= WHAT NEEDS TO BE DONE =
Retype the records below exactly as they appear, but leave out any pictures.

===== RECORDS TO PROCESS =====

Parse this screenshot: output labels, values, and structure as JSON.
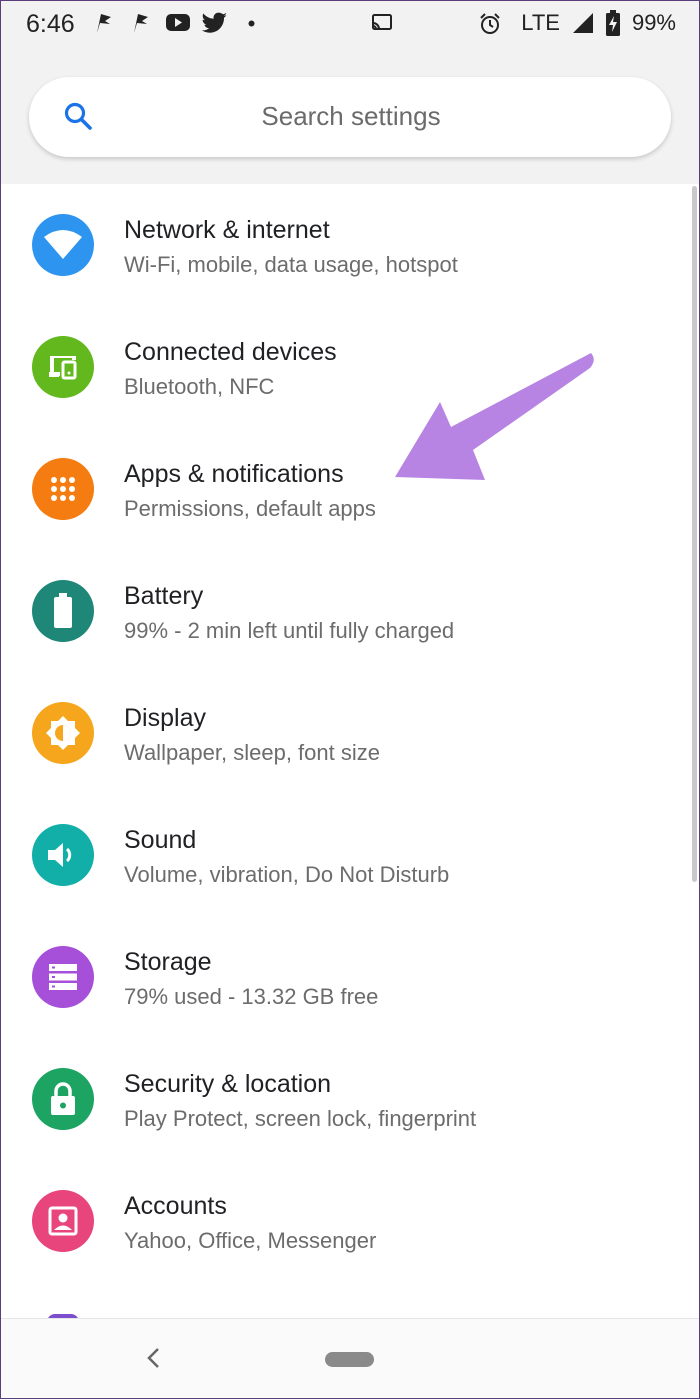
{
  "status_bar": {
    "time": "6:46",
    "network": "LTE",
    "battery": "99%",
    "icons": [
      "flag-icon",
      "flag-icon",
      "youtube-icon",
      "twitter-icon",
      "dot-icon",
      "cast-icon",
      "alarm-icon",
      "signal-icon",
      "battery-charging-icon"
    ]
  },
  "search": {
    "placeholder": "Search settings",
    "icon": "search-icon"
  },
  "colors": {
    "network": "#2d95f0",
    "devices": "#62b81d",
    "apps": "#f57c10",
    "battery": "#1f8778",
    "display": "#f6a61c",
    "sound": "#12afa9",
    "storage": "#a64fd9",
    "security": "#1da462",
    "accounts": "#e8457c",
    "annotation_arrow": "#b784e3"
  },
  "settings": [
    {
      "title": "Network & internet",
      "subtitle": "Wi-Fi, mobile, data usage, hotspot",
      "icon": "wifi-icon"
    },
    {
      "title": "Connected devices",
      "subtitle": "Bluetooth, NFC",
      "icon": "devices-icon"
    },
    {
      "title": "Apps & notifications",
      "subtitle": "Permissions, default apps",
      "icon": "apps-grid-icon"
    },
    {
      "title": "Battery",
      "subtitle": "99% - 2 min left until fully charged",
      "icon": "battery-icon"
    },
    {
      "title": "Display",
      "subtitle": "Wallpaper, sleep, font size",
      "icon": "brightness-icon"
    },
    {
      "title": "Sound",
      "subtitle": "Volume, vibration, Do Not Disturb",
      "icon": "volume-icon"
    },
    {
      "title": "Storage",
      "subtitle": "79% used - 13.32 GB free",
      "icon": "storage-icon"
    },
    {
      "title": "Security & location",
      "subtitle": "Play Protect, screen lock, fingerprint",
      "icon": "lock-icon"
    },
    {
      "title": "Accounts",
      "subtitle": "Yahoo, Office, Messenger",
      "icon": "account-box-icon"
    }
  ],
  "nav": {
    "back_icon": "back-icon",
    "home_icon": "home-pill-icon"
  }
}
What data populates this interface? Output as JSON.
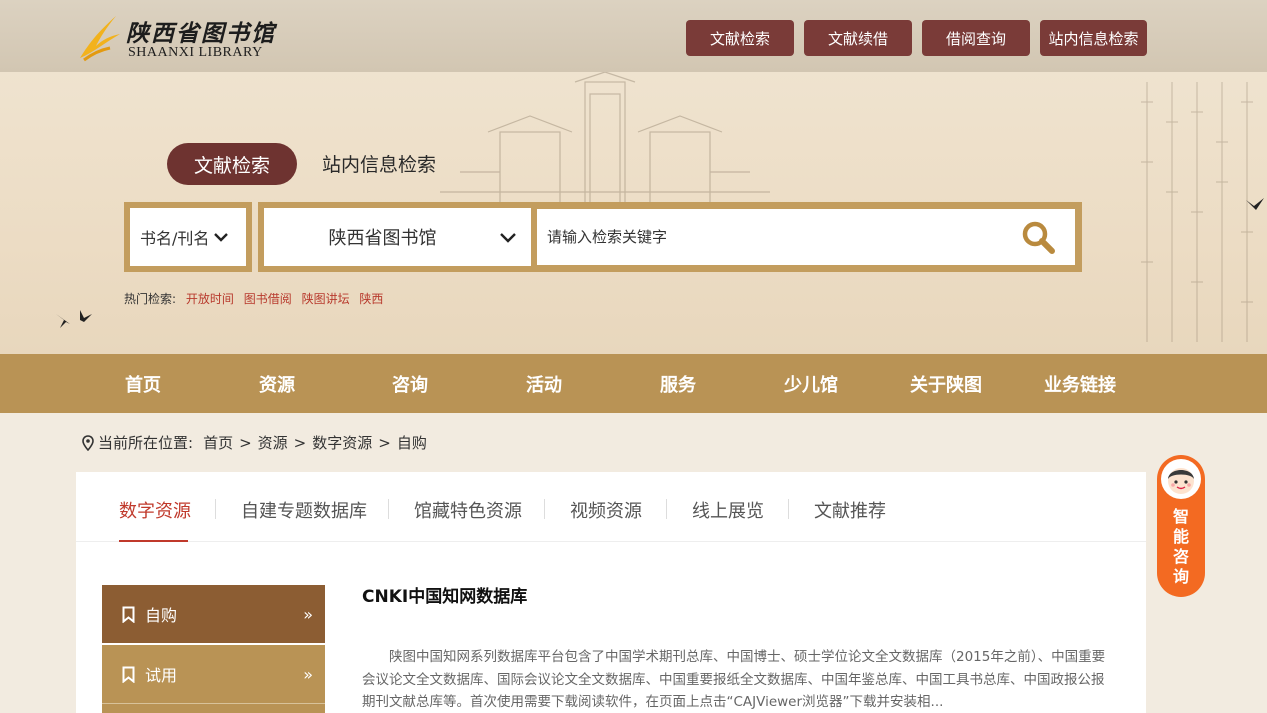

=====

= ANSWER TO THIS TASK =
Parse this screenshot: output labels, values, and structure as JSON.
{
  "status_bar": {
    "time": "6:46",
    "network": "LTE",
    "battery": "99%",
    "icons": [
      "flag-icon",
      "flag-icon",
      "youtube-icon",
      "twitter-icon",
      "dot-icon",
      "cast-icon",
      "alarm-icon",
      "signal-icon",
      "battery-charging-icon"
    ]
  },
  "search": {
    "placeholder": "Search settings",
    "icon": "search-icon"
  },
  "colors": {
    "network": "#2d95f0",
    "devices": "#62b81d",
    "apps": "#f57c10",
    "battery": "#1f8778",
    "display": "#f6a61c",
    "sound": "#12afa9",
    "storage": "#a64fd9",
    "security": "#1da462",
    "accounts": "#e8457c",
    "annotation_arrow": "#b784e3"
  },
  "settings": [
    {
      "title": "Network & internet",
      "subtitle": "Wi-Fi, mobile, data usage, hotspot",
      "icon": "wifi-icon"
    },
    {
      "title": "Connected devices",
      "subtitle": "Bluetooth, NFC",
      "icon": "devices-icon"
    },
    {
      "title": "Apps & notifications",
      "subtitle": "Permissions, default apps",
      "icon": "apps-grid-icon"
    },
    {
      "title": "Battery",
      "subtitle": "99% - 2 min left until fully charged",
      "icon": "battery-icon"
    },
    {
      "title": "Display",
      "subtitle": "Wallpaper, sleep, font size",
      "icon": "brightness-icon"
    },
    {
      "title": "Sound",
      "subtitle": "Volume, vibration, Do Not Disturb",
      "icon": "volume-icon"
    },
    {
      "title": "Storage",
      "subtitle": "79% used - 13.32 GB free",
      "icon": "storage-icon"
    },
    {
      "title": "Security & location",
      "subtitle": "Play Protect, screen lock, fingerprint",
      "icon": "lock-icon"
    },
    {
      "title": "Accounts",
      "subtitle": "Yahoo, Office, Messenger",
      "icon": "account-box-icon"
    }
  ],
  "nav": {
    "back_icon": "back-icon",
    "home_icon": "home-pill-icon"
  }
}
What data populates this interface? Output as JSON.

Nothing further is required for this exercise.